What you should do
Only the text belongs in the copy: retype each record exactly as it appears.

***

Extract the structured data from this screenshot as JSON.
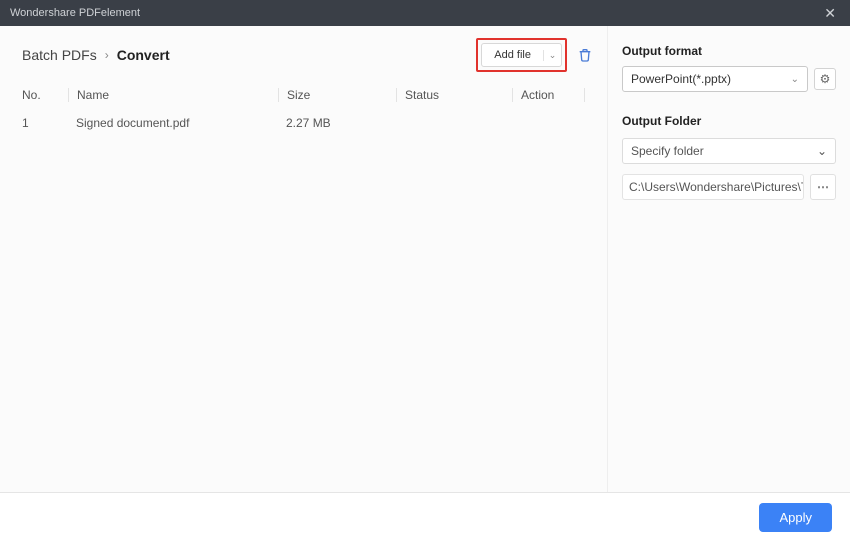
{
  "titlebar": {
    "title": "Wondershare PDFelement"
  },
  "breadcrumb": {
    "root": "Batch PDFs",
    "current": "Convert"
  },
  "addfile": {
    "label": "Add file"
  },
  "table": {
    "headers": {
      "no": "No.",
      "name": "Name",
      "size": "Size",
      "status": "Status",
      "action": "Action"
    },
    "rows": [
      {
        "no": "1",
        "name": "Signed document.pdf",
        "size": "2.27 MB",
        "status": "",
        "action": ""
      }
    ]
  },
  "output": {
    "format_label": "Output format",
    "format_value": "PowerPoint(*.pptx)",
    "folder_label": "Output Folder",
    "folder_select": "Specify folder",
    "folder_path": "C:\\Users\\Wondershare\\Pictures\\TLDR T"
  },
  "footer": {
    "apply": "Apply"
  }
}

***

Reply
Extract the structured data from this screenshot as JSON.
{
  "titlebar": {
    "title": "Wondershare PDFelement"
  },
  "breadcrumb": {
    "root": "Batch PDFs",
    "current": "Convert"
  },
  "addfile": {
    "label": "Add file"
  },
  "table": {
    "headers": {
      "no": "No.",
      "name": "Name",
      "size": "Size",
      "status": "Status",
      "action": "Action"
    },
    "rows": [
      {
        "no": "1",
        "name": "Signed document.pdf",
        "size": "2.27 MB",
        "status": "",
        "action": ""
      }
    ]
  },
  "output": {
    "format_label": "Output format",
    "format_value": "PowerPoint(*.pptx)",
    "folder_label": "Output Folder",
    "folder_select": "Specify folder",
    "folder_path": "C:\\Users\\Wondershare\\Pictures\\TLDR T"
  },
  "footer": {
    "apply": "Apply"
  }
}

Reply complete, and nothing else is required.